Mr Matheson also told MSPs he no longer believed the train operator franchise was "fit for purpose".
The Transport Secretary was being quizzed by MSPs about the £18 million remedial plan which troubled operator ScotRail has put in place after being in breach of key targets on performance and cancellations.
ScotRail fell to a rating of 79 per cent overall in recent National Rail Passenger Survey results, missing its target of 88.5 per cent. If it fails to improve its performance the firm could have its contract, which is due to end on 2025, removed.
The remedial plan sets out deadlines for performance improvements by next year and includes hiring an extra 55 drivers and 30 conductors this year, as well as the addition of three classic high-speed trains to provide extra resilience.
Asked when passengers might see a difference in the train service, as there have already been two improvement plans laying out 269 measures, as well as the new remedial plan, Michael Matheson said: "I expect to see Scotrail delivering sustained improvements. That needs to happen now to ensure customers see improved reliability, fewer cancellations and more seats on affected routes.
"The remedial plan is specifically to address the issues relating to where ScotRail is in breach of the franchise agreement and to take very specific measures to address that breach."

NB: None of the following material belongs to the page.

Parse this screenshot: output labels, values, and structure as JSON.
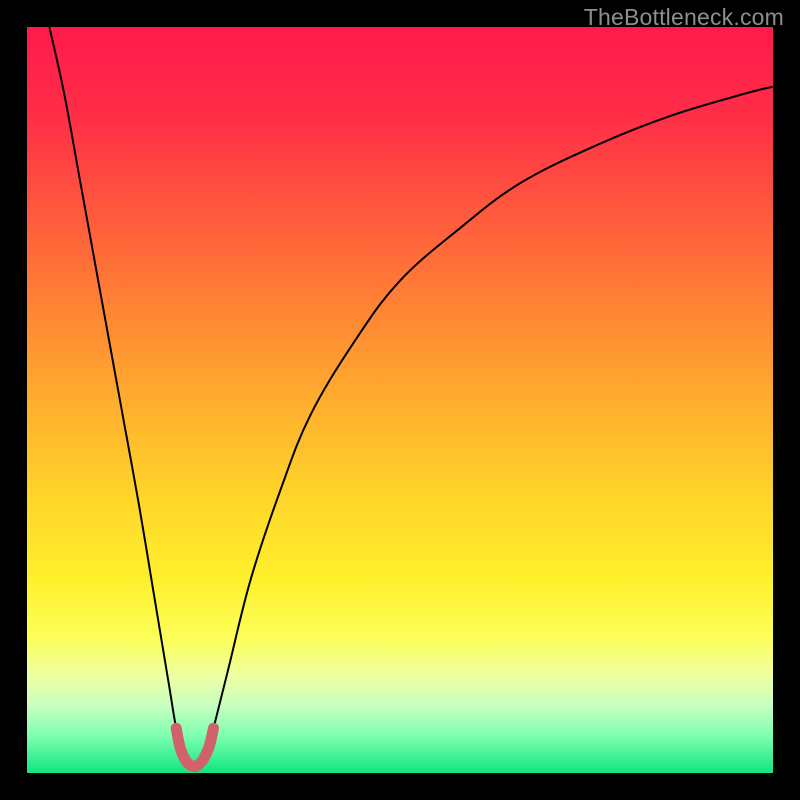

He added: "The time-frame is to May 2020 because it takes around a year for the calculation of figures to work through the system by the very nature of how the franchise operates, which I no longer believe is fit for purpose or serves the travelling public well.
"But if ScotRail fails to deliver on the commitments set out in the remedial plan which is now part of the contract - these are contracted commitments that ScotRail has now given as a result of the remedial plan, then they will be in default of the franchise, and if they are in default then at the end of this remedial plan we will be in a position where we can terminate the contract.
"The remedial plan creates a contractual obligation on ScotRail to deliver these improvements and if they fail to do so they will be in default and at that point the government can make a decision to terminate the contract."
However Scottish Liberal Democrat transport spokesperson Mike Rumbles said a "cast iron guarantee" was needed that the franchise will be removed from ScotRail if performance targets are not met at the break point in the contract next April.
He said: “Passengers are sick and tired of putting up with late trains, trains where you can’t get a seat and the substandard service provided. Ministers are now warning that performance is unlikely to reach acceptable levels until May 2020.
“Rather than endless initiatives and little real improvement, the public want a cast iron guarantee that if performance levels continue to be breached at the contract break-point in April next year, the government will remove the franchise from ScotRail.”